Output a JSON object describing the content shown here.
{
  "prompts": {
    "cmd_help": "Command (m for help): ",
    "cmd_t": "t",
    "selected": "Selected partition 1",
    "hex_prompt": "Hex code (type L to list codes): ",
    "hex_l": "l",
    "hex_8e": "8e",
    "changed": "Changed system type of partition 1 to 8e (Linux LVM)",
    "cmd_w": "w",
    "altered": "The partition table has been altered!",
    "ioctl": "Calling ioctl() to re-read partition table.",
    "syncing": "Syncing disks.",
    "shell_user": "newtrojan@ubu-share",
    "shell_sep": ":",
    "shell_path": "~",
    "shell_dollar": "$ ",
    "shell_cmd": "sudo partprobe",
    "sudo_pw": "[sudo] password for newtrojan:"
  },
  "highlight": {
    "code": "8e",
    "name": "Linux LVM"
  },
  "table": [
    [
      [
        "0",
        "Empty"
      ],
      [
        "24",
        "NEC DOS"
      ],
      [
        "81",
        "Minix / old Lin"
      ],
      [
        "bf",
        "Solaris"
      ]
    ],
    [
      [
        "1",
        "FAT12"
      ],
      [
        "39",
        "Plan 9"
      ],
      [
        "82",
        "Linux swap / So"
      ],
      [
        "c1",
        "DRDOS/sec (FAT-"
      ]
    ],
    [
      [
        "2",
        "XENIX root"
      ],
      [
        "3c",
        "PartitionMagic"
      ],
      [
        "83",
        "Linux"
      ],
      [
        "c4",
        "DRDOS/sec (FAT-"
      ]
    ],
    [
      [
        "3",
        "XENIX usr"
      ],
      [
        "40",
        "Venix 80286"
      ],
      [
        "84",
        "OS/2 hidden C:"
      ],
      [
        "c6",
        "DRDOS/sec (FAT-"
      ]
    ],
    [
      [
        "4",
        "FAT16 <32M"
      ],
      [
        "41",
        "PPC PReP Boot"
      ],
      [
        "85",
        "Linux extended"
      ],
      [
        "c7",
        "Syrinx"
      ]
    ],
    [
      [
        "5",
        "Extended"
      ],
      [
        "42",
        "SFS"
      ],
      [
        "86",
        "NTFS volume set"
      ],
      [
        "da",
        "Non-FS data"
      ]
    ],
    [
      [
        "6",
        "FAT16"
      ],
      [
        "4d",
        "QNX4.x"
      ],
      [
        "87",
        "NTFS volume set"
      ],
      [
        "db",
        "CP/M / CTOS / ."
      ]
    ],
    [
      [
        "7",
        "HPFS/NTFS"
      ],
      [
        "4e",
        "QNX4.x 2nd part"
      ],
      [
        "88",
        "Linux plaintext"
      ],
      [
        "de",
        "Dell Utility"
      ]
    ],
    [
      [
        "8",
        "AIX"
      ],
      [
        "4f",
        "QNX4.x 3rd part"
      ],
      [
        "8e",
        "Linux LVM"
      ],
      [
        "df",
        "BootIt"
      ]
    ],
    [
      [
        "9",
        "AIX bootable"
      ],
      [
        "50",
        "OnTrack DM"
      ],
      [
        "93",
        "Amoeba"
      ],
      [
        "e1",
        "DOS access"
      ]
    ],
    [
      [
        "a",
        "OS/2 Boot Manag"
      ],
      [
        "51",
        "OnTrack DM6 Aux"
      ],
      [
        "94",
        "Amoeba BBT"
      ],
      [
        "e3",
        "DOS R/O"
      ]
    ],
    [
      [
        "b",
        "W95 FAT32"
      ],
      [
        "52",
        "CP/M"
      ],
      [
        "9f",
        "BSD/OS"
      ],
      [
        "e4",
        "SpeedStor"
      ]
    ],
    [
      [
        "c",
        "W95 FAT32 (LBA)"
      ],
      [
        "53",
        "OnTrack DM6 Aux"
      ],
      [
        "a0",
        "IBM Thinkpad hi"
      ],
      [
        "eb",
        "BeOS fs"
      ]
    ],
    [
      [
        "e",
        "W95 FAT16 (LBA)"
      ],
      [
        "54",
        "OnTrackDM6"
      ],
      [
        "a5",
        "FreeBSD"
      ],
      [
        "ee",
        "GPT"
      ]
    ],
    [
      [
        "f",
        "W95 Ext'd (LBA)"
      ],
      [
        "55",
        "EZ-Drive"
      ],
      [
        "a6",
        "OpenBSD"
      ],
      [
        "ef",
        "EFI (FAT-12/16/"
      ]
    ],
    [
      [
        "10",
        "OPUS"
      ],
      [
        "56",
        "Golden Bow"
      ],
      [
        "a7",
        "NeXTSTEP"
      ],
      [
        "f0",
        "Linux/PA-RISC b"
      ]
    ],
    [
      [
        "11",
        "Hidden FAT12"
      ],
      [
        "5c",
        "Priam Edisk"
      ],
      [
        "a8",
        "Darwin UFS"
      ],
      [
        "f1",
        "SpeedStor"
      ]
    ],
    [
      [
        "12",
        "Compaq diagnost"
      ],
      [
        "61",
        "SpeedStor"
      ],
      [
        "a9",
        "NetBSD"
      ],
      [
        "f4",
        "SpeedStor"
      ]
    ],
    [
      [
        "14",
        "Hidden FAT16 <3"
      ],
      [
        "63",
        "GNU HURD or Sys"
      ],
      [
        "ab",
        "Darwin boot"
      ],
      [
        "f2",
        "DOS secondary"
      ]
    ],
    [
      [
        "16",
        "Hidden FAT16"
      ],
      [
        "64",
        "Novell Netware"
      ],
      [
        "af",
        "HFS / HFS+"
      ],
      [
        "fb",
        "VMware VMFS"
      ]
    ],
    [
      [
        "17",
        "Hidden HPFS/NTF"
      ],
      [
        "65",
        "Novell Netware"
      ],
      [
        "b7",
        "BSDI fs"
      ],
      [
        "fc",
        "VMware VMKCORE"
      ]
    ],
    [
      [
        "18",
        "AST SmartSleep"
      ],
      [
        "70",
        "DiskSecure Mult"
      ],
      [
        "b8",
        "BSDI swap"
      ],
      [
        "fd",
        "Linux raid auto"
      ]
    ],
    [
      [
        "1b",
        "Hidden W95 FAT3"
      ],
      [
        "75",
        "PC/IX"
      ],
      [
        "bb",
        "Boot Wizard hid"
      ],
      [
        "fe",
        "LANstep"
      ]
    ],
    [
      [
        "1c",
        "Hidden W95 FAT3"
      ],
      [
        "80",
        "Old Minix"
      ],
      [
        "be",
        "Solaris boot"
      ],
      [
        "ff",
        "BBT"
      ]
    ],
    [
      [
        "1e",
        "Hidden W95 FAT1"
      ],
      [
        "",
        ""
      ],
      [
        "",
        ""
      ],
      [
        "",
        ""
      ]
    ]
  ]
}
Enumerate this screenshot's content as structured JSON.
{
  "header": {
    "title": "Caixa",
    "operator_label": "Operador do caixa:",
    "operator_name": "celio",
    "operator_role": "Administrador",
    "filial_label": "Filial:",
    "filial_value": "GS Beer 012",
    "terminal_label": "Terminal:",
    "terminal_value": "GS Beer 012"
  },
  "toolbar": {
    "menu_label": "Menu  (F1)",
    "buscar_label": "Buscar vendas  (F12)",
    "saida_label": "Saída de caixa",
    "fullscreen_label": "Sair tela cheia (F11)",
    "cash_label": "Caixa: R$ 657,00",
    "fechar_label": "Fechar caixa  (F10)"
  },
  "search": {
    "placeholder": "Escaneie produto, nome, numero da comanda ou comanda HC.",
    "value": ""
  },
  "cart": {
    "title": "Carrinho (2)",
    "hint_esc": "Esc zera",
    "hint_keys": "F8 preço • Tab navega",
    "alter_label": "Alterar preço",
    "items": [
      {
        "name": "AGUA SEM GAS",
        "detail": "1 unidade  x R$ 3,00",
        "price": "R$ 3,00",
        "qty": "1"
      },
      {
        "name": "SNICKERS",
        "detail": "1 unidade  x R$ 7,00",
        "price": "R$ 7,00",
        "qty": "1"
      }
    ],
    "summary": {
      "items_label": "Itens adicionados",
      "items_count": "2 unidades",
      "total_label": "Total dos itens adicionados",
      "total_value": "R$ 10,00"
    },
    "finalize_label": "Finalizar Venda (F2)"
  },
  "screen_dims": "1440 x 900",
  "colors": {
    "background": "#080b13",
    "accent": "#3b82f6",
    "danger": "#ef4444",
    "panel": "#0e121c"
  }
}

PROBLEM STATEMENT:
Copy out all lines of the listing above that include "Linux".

TASK RESPONSE:
    "changed": "Changed system type of partition 1 to 8e (Linux LVM)",
    "name": "Linux LVM"
        "Linux swap / So"
        "Linux"
        "Linux extended"
        "Linux plaintext"
        "Linux LVM"
        "Linux/PA-RISC b"
        "Linux raid auto"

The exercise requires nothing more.